PICS courtesy of 
There is no dispute in the Horn
 Asmara Skyline Project 
Presse Release
The Daily News

The Daily News



   Cool Deals
  Unlimited, high
    quality internet


Eritrea-Ethiopia: 'no light at the end of the tunnel', UNMEE

NAIROBI, 9 Sep 2004 (IRIN) - The United Nations Mission in Ethiopia and Eritrea (UNMEE) said on Thursday there was "no light at the end of the tunnel" in the stalled peace process between the two countries. It added that that there had been little movement over their contested 1,000-km border.

"Nothing has changed," the UNMEE deputy spokesman, George Somerwill, told journalists ahead of a UN Security Council meeting to review and renew the mandate of the 4,000-strong force. The Council is expected to meet in mid-September.

"The Security Council is extremely important to the issues involving Ethiopia and Eritrea," Somerwill told a video-linked briefing between Addis Ababa and Asmara, the capitals of the two countries. The Council, he added, would remain "very actively involved" in trying to forge a permanent peace between Ethiopia and Eritrea.

The spokesman said Legwaila Joseph Legwaila, the special representative of UN Secretary-General Kofi Annan to the region, had left for New York to brief the Council. He was accompanied by the new UNMEE Force Commander, Maj-Gen Rajender Singh.

In his last report to the Council on the region, Annan had warned that a "protracted stalemate" could cause instability, and urged the international community to remain committed. He noted that under the current scenario "questions are increasingly being raised about the long-term effectiveness of UNMEE and its future configuration on the ground".

Somerwill said the general situation in UNMEE's mission area, which includes a 25-km wide buffer zone between the two countries, remained "militarily stable" and that "no significant changes in troop locations or dispositions were reported during the last week."
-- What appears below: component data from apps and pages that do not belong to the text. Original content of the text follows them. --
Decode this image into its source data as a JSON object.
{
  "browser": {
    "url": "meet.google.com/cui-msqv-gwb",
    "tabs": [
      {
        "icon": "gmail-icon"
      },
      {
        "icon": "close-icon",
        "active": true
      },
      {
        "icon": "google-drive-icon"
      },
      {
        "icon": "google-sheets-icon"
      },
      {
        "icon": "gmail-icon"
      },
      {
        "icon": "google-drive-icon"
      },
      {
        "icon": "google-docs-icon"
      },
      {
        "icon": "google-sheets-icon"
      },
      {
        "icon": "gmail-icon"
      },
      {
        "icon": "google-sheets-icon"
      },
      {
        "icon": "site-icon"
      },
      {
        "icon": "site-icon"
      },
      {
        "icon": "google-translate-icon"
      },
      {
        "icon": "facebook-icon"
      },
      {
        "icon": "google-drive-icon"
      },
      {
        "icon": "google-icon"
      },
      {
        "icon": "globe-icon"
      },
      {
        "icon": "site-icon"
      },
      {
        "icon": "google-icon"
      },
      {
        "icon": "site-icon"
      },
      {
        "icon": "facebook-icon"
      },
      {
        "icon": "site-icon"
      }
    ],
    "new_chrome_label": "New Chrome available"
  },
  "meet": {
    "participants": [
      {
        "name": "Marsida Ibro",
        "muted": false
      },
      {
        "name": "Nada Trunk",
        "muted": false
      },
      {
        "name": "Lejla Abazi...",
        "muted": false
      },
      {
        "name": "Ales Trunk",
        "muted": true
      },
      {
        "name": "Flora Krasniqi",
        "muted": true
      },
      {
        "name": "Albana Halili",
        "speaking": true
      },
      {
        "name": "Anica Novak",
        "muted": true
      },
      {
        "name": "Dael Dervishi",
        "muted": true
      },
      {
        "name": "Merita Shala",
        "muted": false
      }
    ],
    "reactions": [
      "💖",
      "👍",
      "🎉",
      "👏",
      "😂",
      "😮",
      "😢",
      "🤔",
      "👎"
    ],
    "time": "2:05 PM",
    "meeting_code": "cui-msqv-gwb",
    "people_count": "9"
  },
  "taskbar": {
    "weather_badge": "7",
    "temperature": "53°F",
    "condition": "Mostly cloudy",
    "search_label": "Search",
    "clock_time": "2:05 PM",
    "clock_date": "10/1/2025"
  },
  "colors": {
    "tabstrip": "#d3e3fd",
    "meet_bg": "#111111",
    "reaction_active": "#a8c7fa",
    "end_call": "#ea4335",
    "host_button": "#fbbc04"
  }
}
On Tuesday, UNMEE said it was disappointed that the Eritrean government had reimposed restrictions of movement along a crucial supply route for its peacekeepers. It said it had received a letter from the Eritrean authorities saying they could no longer use the Asmara-Keren-Barentu road.

The restriction on using the road had been imposed in March, but was lifted last month after high-level interventions and calls from the UN Security Council. Its renewed closure means key supplies to peacekeeping troops in western Eritrea would take an extra 10 to 12 hours to deliver.

UNMEE arrived in Ethiopia and Eritrea in 2000 after a two-and-a-half-year border war, which is estimated to have claimed 70,000 lives. Around 4,000 peacekeepers and civilian staff monitor the buffer zone. A ceasefire between the two countries was reached under a peace deal signed in December 2000 in Algiers, where they agreed to set up an independent boundary commission to end tensions over their border.

The ruling by the Eritrea Ethiopia Boundary Commission was, however, rejected by Ethiopia as flawed. Its main contention was that the Ethiopian-administered town of Badme where the May 1998 war first flared up had been awarded erroneously to Eritrea. Last year, the commission announced it was suspending its work. Eritrea argues that demarcation should start, but no date has been set.